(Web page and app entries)
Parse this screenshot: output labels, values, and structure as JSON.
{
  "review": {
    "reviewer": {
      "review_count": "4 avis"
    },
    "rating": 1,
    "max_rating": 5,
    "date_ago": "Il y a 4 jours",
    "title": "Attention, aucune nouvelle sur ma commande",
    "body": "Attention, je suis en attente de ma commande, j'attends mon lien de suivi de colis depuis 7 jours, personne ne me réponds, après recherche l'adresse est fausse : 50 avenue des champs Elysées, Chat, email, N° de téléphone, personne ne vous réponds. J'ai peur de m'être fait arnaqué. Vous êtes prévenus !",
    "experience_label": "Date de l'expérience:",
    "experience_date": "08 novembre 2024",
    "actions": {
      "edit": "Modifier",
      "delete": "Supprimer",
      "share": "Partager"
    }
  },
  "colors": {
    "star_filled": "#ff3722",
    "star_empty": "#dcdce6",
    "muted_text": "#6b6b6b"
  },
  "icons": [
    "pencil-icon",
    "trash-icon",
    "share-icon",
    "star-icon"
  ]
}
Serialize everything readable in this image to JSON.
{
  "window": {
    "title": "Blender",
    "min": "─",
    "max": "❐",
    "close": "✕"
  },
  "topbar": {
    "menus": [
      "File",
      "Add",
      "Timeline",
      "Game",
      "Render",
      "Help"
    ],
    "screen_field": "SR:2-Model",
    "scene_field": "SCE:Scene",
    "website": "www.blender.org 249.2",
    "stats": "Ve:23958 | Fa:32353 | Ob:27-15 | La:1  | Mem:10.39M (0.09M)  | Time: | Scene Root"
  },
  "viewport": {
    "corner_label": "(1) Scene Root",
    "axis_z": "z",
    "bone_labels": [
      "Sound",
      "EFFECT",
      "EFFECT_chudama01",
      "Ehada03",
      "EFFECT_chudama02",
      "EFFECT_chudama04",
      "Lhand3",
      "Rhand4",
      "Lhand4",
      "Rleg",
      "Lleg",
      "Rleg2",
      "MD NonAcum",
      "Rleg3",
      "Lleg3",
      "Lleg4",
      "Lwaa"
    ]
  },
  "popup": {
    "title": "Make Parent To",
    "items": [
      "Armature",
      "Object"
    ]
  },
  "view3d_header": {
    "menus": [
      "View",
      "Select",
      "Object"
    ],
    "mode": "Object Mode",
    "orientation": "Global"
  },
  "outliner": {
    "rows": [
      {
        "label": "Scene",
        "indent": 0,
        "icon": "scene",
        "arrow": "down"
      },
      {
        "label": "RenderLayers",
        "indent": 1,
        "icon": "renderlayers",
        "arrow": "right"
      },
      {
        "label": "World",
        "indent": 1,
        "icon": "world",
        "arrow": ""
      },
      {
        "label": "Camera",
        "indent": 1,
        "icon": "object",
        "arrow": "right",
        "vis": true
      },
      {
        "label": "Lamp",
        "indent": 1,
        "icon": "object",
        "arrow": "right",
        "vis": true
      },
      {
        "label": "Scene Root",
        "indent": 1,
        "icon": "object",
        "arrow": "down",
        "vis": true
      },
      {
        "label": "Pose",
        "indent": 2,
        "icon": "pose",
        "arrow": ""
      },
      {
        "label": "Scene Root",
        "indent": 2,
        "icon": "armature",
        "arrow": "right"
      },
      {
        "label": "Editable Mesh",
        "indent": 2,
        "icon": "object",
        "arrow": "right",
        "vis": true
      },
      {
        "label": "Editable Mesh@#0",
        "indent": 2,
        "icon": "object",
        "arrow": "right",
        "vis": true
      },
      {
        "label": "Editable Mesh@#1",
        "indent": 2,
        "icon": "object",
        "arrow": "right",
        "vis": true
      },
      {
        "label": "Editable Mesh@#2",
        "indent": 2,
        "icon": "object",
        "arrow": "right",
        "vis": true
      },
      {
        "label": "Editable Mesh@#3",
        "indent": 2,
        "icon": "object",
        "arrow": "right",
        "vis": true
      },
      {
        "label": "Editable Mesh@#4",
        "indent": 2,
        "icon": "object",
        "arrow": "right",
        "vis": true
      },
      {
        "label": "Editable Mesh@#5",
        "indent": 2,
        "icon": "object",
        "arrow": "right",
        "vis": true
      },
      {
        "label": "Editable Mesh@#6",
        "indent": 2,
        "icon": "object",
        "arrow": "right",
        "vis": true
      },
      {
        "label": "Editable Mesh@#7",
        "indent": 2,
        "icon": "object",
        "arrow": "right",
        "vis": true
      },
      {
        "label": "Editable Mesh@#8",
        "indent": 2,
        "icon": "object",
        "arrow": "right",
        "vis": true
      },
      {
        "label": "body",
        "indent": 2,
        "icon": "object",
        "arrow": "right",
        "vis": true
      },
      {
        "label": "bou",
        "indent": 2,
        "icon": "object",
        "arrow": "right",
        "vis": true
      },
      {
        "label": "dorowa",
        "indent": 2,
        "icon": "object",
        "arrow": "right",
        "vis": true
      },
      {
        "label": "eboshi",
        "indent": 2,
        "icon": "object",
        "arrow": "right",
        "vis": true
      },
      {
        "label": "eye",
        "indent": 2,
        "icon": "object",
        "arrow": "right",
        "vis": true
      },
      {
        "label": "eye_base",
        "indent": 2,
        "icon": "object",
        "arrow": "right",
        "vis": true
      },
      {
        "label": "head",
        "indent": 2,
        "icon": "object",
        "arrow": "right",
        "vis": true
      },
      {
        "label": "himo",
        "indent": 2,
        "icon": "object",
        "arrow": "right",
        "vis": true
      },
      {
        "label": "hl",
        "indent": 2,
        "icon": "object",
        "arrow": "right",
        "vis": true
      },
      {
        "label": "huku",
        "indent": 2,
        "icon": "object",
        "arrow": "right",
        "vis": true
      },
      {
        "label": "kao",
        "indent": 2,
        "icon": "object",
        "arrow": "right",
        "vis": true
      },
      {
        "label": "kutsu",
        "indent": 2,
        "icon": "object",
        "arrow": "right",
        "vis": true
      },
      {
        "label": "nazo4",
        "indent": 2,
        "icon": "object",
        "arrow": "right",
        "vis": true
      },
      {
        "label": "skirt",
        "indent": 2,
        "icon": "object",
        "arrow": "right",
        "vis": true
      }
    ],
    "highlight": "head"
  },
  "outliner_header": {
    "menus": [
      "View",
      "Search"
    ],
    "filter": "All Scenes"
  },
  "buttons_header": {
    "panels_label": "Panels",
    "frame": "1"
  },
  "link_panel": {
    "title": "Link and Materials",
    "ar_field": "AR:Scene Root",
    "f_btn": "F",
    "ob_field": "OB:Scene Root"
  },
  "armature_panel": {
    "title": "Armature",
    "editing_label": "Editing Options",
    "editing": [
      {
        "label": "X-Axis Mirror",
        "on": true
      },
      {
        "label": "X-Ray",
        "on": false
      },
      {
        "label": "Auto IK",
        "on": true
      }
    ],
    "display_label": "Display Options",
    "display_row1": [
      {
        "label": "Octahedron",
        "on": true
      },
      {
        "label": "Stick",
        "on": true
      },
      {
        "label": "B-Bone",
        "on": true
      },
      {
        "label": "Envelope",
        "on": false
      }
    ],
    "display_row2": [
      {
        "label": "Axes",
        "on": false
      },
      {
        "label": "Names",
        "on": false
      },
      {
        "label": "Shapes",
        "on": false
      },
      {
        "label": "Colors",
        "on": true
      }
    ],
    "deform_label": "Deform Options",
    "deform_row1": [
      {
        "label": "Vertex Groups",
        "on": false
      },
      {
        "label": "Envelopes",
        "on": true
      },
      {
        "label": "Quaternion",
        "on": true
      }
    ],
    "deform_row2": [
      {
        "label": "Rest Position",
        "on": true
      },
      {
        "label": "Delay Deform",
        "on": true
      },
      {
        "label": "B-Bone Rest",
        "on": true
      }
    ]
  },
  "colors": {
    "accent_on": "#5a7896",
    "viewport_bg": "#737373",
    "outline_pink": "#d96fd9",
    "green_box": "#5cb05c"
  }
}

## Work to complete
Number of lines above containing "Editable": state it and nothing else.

## Written answer
10